1. Think about how to build credit
Credit scores are important for financial success. That’s because a credit score will ultimately determine if someone can borrow money to make that first car or home purchase. In addition, those with a better score often qualify for better rates, which can help someone save thousands of dollars or more over a lifetime, The most important factors in establishing a great credit score are payment history and credit utilization.
That means college students can start thinking about their financial future by making wise spending decisions today. Opening a credit card and using it responsibly can make a big difference. Paying all bills on time and in full will lead to a more solid payment history, which may lead creditors to view people as more creditworthy borrowers in the future.
2. Plan for large future purchases
Many college students dream about the car or home they’ll buy after landing their first job. And certainly, a job paying a decent salary can afford options when it comes to these types of larger purchases. Unfortunately, those large purchases can also lead to debt.
Although some debt may be inevitable, it’s best to get in the habit of building savings so that any debt remains manageable. If you start while you’re in college, putting aside a small amount each month can build over several years to a meaningful down payment that allows for less borrowing. And that frees up spending money to do even more saving, investing, and getting ahead down the line.

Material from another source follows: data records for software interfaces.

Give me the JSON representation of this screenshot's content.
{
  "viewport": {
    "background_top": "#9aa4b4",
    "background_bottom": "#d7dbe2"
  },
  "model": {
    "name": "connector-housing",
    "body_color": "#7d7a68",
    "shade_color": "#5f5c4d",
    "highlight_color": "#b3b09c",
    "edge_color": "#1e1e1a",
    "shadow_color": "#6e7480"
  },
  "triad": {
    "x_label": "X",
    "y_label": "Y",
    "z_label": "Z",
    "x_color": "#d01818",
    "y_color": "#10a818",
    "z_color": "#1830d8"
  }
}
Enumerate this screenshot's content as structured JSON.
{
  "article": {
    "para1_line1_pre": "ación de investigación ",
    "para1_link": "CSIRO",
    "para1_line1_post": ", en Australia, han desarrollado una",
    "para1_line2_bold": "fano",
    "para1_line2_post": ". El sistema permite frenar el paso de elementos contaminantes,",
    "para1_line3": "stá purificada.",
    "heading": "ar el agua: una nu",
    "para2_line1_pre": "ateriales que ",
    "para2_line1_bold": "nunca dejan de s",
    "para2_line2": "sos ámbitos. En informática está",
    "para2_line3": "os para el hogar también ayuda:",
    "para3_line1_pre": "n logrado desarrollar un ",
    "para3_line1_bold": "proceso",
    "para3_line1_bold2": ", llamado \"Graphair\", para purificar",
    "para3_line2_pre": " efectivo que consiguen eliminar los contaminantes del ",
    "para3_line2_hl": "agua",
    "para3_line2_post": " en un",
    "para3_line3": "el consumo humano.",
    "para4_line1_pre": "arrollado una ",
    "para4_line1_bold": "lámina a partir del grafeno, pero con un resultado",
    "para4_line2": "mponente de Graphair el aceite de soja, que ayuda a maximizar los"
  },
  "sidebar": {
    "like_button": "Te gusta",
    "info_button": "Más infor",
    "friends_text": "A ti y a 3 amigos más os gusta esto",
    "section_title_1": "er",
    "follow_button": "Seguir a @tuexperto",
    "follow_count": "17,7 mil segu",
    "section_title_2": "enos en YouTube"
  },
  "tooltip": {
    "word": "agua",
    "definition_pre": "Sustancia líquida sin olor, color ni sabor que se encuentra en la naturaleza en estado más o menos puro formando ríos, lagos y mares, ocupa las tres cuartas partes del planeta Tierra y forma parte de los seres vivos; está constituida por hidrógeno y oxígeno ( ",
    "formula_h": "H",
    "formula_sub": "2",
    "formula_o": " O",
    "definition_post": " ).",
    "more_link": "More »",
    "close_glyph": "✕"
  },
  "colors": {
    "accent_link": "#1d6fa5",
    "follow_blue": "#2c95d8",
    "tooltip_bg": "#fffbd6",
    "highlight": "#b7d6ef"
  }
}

3. Begin to plan for retirement
Retirement feels a million years away for a college student. But compound interest is a powerful and amazing tool that, if used properly, could make a substantial financial impact on retirement accounts.

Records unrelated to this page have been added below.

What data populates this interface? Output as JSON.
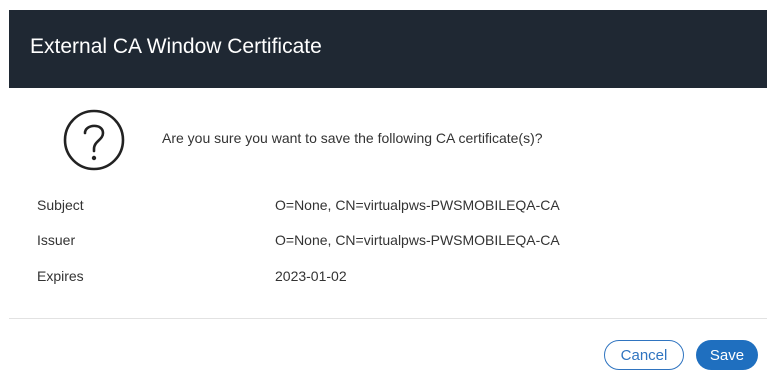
{
  "dialog": {
    "title": "External CA Window Certificate",
    "icon": "question-circle-icon",
    "prompt": "Are you sure you want to save the following CA certificate(s)?",
    "details": [
      {
        "label": "Subject",
        "value": "O=None, CN=virtualpws-PWSMOBILEQA-CA"
      },
      {
        "label": "Issuer",
        "value": "O=None, CN=virtualpws-PWSMOBILEQA-CA"
      },
      {
        "label": "Expires",
        "value": "2023-01-02"
      }
    ],
    "buttons": {
      "cancel_label": "Cancel",
      "save_label": "Save"
    }
  },
  "colors": {
    "header_bg": "#1f2833",
    "accent": "#1f6fbf"
  }
}
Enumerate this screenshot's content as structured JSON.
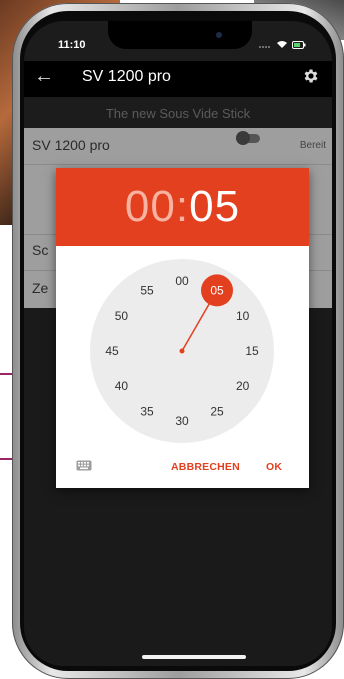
{
  "colors": {
    "accent": "#e2401f",
    "header_hours": "#f7b2a2",
    "dial_face": "#ececec",
    "guide_line": "#9b2466"
  },
  "status_bar": {
    "time": "11:10",
    "icons": [
      "signal-icon",
      "wifi-icon",
      "battery-icon"
    ]
  },
  "app_bar": {
    "back_icon": "arrow-left-icon",
    "title": "SV 1200 pro",
    "settings_icon": "gear-icon"
  },
  "sub_header": "The new Sous Vide Stick",
  "list": {
    "rows": [
      {
        "name": "SV 1200 pro",
        "status": "Bereit"
      },
      {
        "name": "Sc",
        "status": ""
      },
      {
        "name": "Ze",
        "status": ""
      }
    ]
  },
  "dialog": {
    "time": {
      "hours": "00",
      "separator": ":",
      "minutes": "05"
    },
    "dial_labels": [
      "00",
      "05",
      "10",
      "15",
      "20",
      "25",
      "30",
      "35",
      "40",
      "45",
      "50",
      "55"
    ],
    "selected_value": 5,
    "keyboard_icon": "keyboard-icon",
    "cancel_label": "ABBRECHEN",
    "ok_label": "OK"
  }
}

One of the most effective retirement accounts to open young is a Roth IRA. And a college student with any earned income can open one. This retirement vehicle can help savings grow tax-deferred for eventual tax-free withdrawal, which can mean more money come retirement.

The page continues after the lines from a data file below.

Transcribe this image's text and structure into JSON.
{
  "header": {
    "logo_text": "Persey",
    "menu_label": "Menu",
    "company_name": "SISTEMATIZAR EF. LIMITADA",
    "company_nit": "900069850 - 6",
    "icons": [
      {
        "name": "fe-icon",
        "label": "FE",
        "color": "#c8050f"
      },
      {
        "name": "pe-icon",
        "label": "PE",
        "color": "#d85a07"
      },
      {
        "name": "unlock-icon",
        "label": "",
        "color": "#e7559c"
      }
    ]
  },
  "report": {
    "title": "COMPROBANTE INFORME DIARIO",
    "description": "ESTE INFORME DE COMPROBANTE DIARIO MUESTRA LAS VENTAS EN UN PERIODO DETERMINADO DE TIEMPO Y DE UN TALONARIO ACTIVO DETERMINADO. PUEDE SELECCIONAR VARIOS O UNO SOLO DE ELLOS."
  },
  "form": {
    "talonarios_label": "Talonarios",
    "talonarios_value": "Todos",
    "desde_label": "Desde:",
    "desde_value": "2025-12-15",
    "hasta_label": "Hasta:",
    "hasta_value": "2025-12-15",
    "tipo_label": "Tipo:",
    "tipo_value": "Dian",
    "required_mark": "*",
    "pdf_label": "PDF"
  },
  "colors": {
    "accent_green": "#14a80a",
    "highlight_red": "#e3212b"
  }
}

To show the impact of retirement planning early, a 35-year-old who makes $50,000 a year and contributes $6,000 a year into a Roth IRA is projected to have $578,000 in their account at age 67 (assuming a 6% rate of return). But if a young adult started making those contributions at age 22, they could have $1.35 million by age 67.
That’s over double the money from starting 13 years earlier, making it a no-brainer to begin to plan for retirement young.
4. Understand insurance options
Many college students don’t have an immediate need for life insurance. But in the coming years, marriage and a family make life insurance like a term life insurance policy an important financial tool.
A great term policy costs relatively little for a healthy young person, often just hundreds of dollars a year, but it can be used by loved ones to cover debt repayment, like student loans or a mortgage, or care for dependents when someone begins to build a family. Moreover, thinking about life insurance now means being better prepared when the time comes to purchase it down the line.
5. Seize the opportunity to learn
College is an incredible time to take advantage of learning opportunities. If courses on personal finance are offered, sign up and learn as much as possible. Since there’s relatively little financial education in the real world, taking the college years to learn as much as possible about basic financial concepts will pay dividends in the years following.
The Bottom Line
During college, sometimes it can be hard to see past the next exam. But starting to paint a financial picture at a young age means anything is possible. And great decisions now, like building credit, saving for large purchases, planning for retirement, understanding insurance, and seeking out learning opportunities, are going to position college students for later financial success.